[ASSIGNMENT]: Please reproduce the entries below exactly, omitting any images they contain.
======== DATA FOR THE TASK
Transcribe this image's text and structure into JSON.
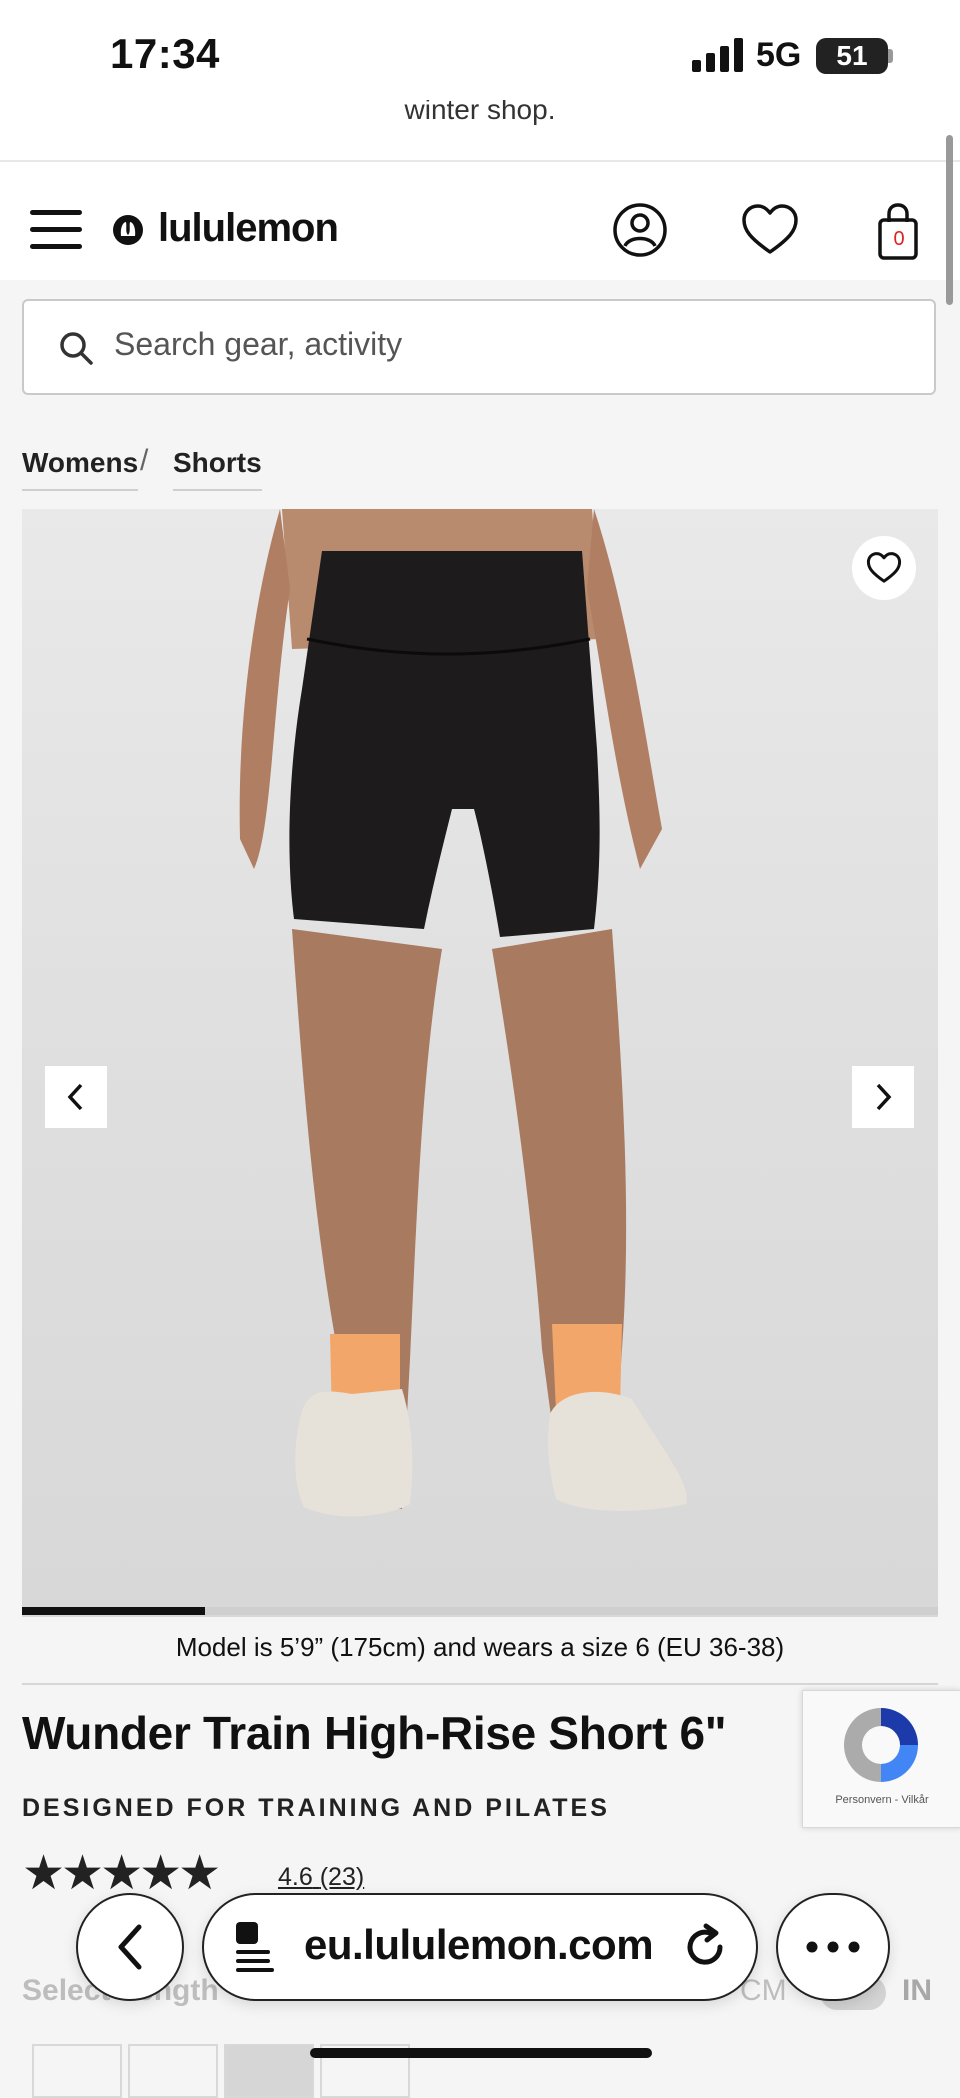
{
  "status": {
    "time": "17:34",
    "network": "5G",
    "battery": "51"
  },
  "promo": {
    "text": "winter shop."
  },
  "header": {
    "brand": "lululemon",
    "bag_count": "0"
  },
  "search": {
    "placeholder": "Search gear, activity"
  },
  "breadcrumb": {
    "items": [
      "Womens",
      "Shorts"
    ],
    "separator": "/"
  },
  "gallery": {
    "progress_fraction": 0.2
  },
  "product": {
    "model_note": "Model is 5’9” (175cm) and wears a size 6 (EU 36-38)",
    "name": "Wunder Train High-Rise Short 6\"",
    "tagline": "DESIGNED FOR TRAINING AND PILATES",
    "stars": "★★★★★",
    "rating": "4.6",
    "review_count": "(23)"
  },
  "length_selector": {
    "label": "Select Length",
    "unit_cm": "CM",
    "unit_in": "IN"
  },
  "recaptcha": {
    "text": "Personvern - Vilkår"
  },
  "browser": {
    "url": "eu.lululemon.com"
  }
}
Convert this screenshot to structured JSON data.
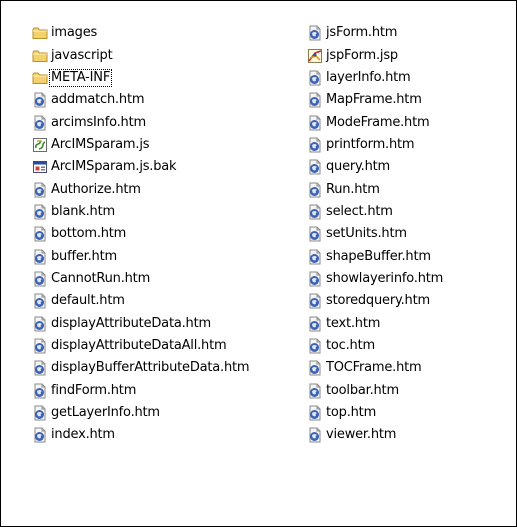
{
  "left_column": [
    {
      "name": "images",
      "type": "folder"
    },
    {
      "name": "javascript",
      "type": "folder"
    },
    {
      "name": "META-INF",
      "type": "folder",
      "focused": true
    },
    {
      "name": "addmatch.htm",
      "type": "htm"
    },
    {
      "name": "arcimsInfo.htm",
      "type": "htm"
    },
    {
      "name": "ArcIMSparam.js",
      "type": "js"
    },
    {
      "name": "ArcIMSparam.js.bak",
      "type": "bak"
    },
    {
      "name": "Authorize.htm",
      "type": "htm"
    },
    {
      "name": "blank.htm",
      "type": "htm"
    },
    {
      "name": "bottom.htm",
      "type": "htm"
    },
    {
      "name": "buffer.htm",
      "type": "htm"
    },
    {
      "name": "CannotRun.htm",
      "type": "htm"
    },
    {
      "name": "default.htm",
      "type": "htm"
    },
    {
      "name": "displayAttributeData.htm",
      "type": "htm"
    },
    {
      "name": "displayAttributeDataAll.htm",
      "type": "htm"
    },
    {
      "name": "displayBufferAttributeData.htm",
      "type": "htm"
    },
    {
      "name": "findForm.htm",
      "type": "htm"
    },
    {
      "name": "getLayerInfo.htm",
      "type": "htm"
    },
    {
      "name": "index.htm",
      "type": "htm"
    }
  ],
  "right_column": [
    {
      "name": "jsForm.htm",
      "type": "htm"
    },
    {
      "name": "jspForm.jsp",
      "type": "jsp"
    },
    {
      "name": "layerInfo.htm",
      "type": "htm"
    },
    {
      "name": "MapFrame.htm",
      "type": "htm"
    },
    {
      "name": "ModeFrame.htm",
      "type": "htm"
    },
    {
      "name": "printform.htm",
      "type": "htm"
    },
    {
      "name": "query.htm",
      "type": "htm"
    },
    {
      "name": "Run.htm",
      "type": "htm"
    },
    {
      "name": "select.htm",
      "type": "htm"
    },
    {
      "name": "setUnits.htm",
      "type": "htm"
    },
    {
      "name": "shapeBuffer.htm",
      "type": "htm"
    },
    {
      "name": "showlayerinfo.htm",
      "type": "htm"
    },
    {
      "name": "storedquery.htm",
      "type": "htm"
    },
    {
      "name": "text.htm",
      "type": "htm"
    },
    {
      "name": "toc.htm",
      "type": "htm"
    },
    {
      "name": "TOCFrame.htm",
      "type": "htm"
    },
    {
      "name": "toolbar.htm",
      "type": "htm"
    },
    {
      "name": "top.htm",
      "type": "htm"
    },
    {
      "name": "viewer.htm",
      "type": "htm"
    }
  ],
  "icons": {
    "folder": "folder-icon",
    "htm": "html-document-icon",
    "js": "script-file-icon",
    "bak": "backup-file-icon",
    "jsp": "jsp-file-icon"
  },
  "colors": {
    "folder_fill": "#f4d26b",
    "folder_stroke": "#b8912a",
    "htm_blue": "#3a62b5",
    "background": "#ffffff",
    "text": "#000000"
  }
}
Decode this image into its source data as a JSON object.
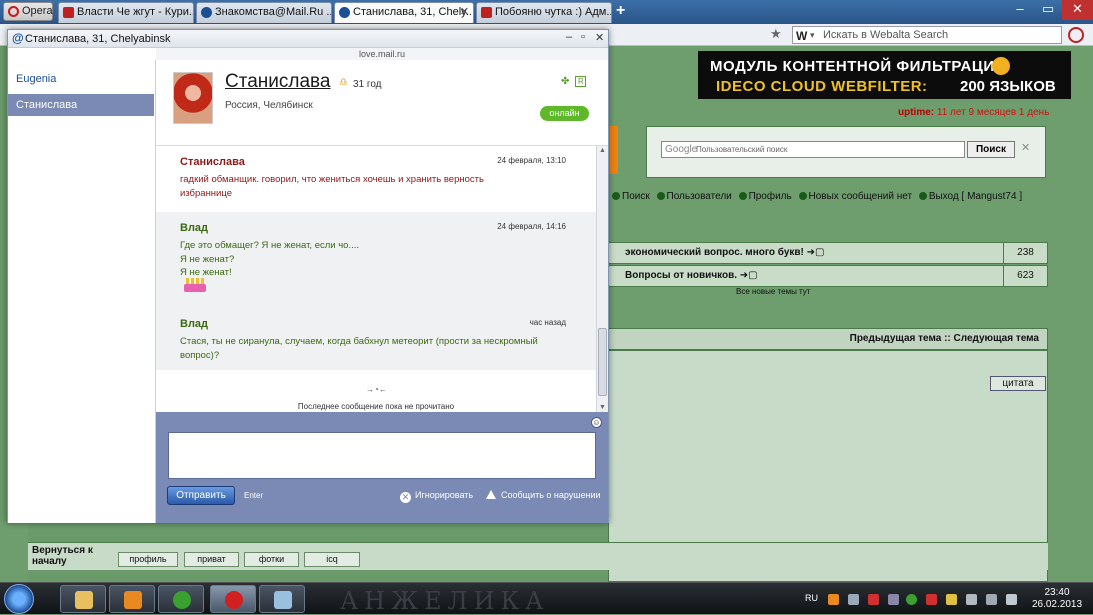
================
[OUTPUT OF THE EXERCISE]:
Transcribe this image's text and structure into JSON.
{
  "status": {
    "time": "17:34",
    "network": "5G",
    "battery": "51"
  },
  "promo": {
    "text": "winter shop."
  },
  "header": {
    "brand": "lululemon",
    "bag_count": "0"
  },
  "search": {
    "placeholder": "Search gear, activity"
  },
  "breadcrumb": {
    "items": [
      "Womens",
      "Shorts"
    ],
    "separator": "/"
  },
  "gallery": {
    "progress_fraction": 0.2
  },
  "product": {
    "model_note": "Model is 5’9” (175cm) and wears a size 6 (EU 36-38)",
    "name": "Wunder Train High-Rise Short 6\"",
    "tagline": "DESIGNED FOR TRAINING AND PILATES",
    "stars": "★★★★★",
    "rating": "4.6",
    "review_count": "(23)"
  },
  "length_selector": {
    "label": "Select Length",
    "unit_cm": "CM",
    "unit_in": "IN"
  },
  "recaptcha": {
    "text": "Personvern - Vilkår"
  },
  "browser": {
    "url": "eu.lululemon.com"
  }
}
Convert this screenshot to structured JSON data.
{
  "left_column": [
    {
      "name": "images",
      "type": "folder"
    },
    {
      "name": "javascript",
      "type": "folder"
    },
    {
      "name": "META-INF",
      "type": "folder",
      "focused": true
    },
    {
      "name": "addmatch.htm",
      "type": "htm"
    },
    {
      "name": "arcimsInfo.htm",
      "type": "htm"
    },
    {
      "name": "ArcIMSparam.js",
      "type": "js"
    },
    {
      "name": "ArcIMSparam.js.bak",
      "type": "bak"
    },
    {
      "name": "Authorize.htm",
      "type": "htm"
    },
    {
      "name": "blank.htm",
      "type": "htm"
    },
    {
      "name": "bottom.htm",
      "type": "htm"
    },
    {
      "name": "buffer.htm",
      "type": "htm"
    },
    {
      "name": "CannotRun.htm",
      "type": "htm"
    },
    {
      "name": "default.htm",
      "type": "htm"
    },
    {
      "name": "displayAttributeData.htm",
      "type": "htm"
    },
    {
      "name": "displayAttributeDataAll.htm",
      "type": "htm"
    },
    {
      "name": "displayBufferAttributeData.htm",
      "type": "htm"
    },
    {
      "name": "findForm.htm",
      "type": "htm"
    },
    {
      "name": "getLayerInfo.htm",
      "type": "htm"
    },
    {
      "name": "index.htm",
      "type": "htm"
    }
  ],
  "right_column": [
    {
      "name": "jsForm.htm",
      "type": "htm"
    },
    {
      "name": "jspForm.jsp",
      "type": "jsp"
    },
    {
      "name": "layerInfo.htm",
      "type": "htm"
    },
    {
      "name": "MapFrame.htm",
      "type": "htm"
    },
    {
      "name": "ModeFrame.htm",
      "type": "htm"
    },
    {
      "name": "printform.htm",
      "type": "htm"
    },
    {
      "name": "query.htm",
      "type": "htm"
    },
    {
      "name": "Run.htm",
      "type": "htm"
    },
    {
      "name": "select.htm",
      "type": "htm"
    },
    {
      "name": "setUnits.htm",
      "type": "htm"
    },
    {
      "name": "shapeBuffer.htm",
      "type": "htm"
    },
    {
      "name": "showlayerinfo.htm",
      "type": "htm"
    },
    {
      "name": "storedquery.htm",
      "type": "htm"
    },
    {
      "name": "text.htm",
      "type": "htm"
    },
    {
      "name": "toc.htm",
      "type": "htm"
    },
    {
      "name": "TOCFrame.htm",
      "type": "htm"
    },
    {
      "name": "toolbar.htm",
      "type": "htm"
    },
    {
      "name": "top.htm",
      "type": "htm"
    },
    {
      "name": "viewer.htm",
      "type": "htm"
    }
  ],
  "icons": {
    "folder": "folder-icon",
    "htm": "html-document-icon",
    "js": "script-file-icon",
    "bak": "backup-file-icon",
    "jsp": "jsp-file-icon"
  },
  "colors": {
    "folder_fill": "#f4d26b",
    "folder_stroke": "#b8912a",
    "htm_blue": "#3a62b5",
    "background": "#ffffff",
    "text": "#000000"
  }
}
Decode this image into its source data as a JSON object.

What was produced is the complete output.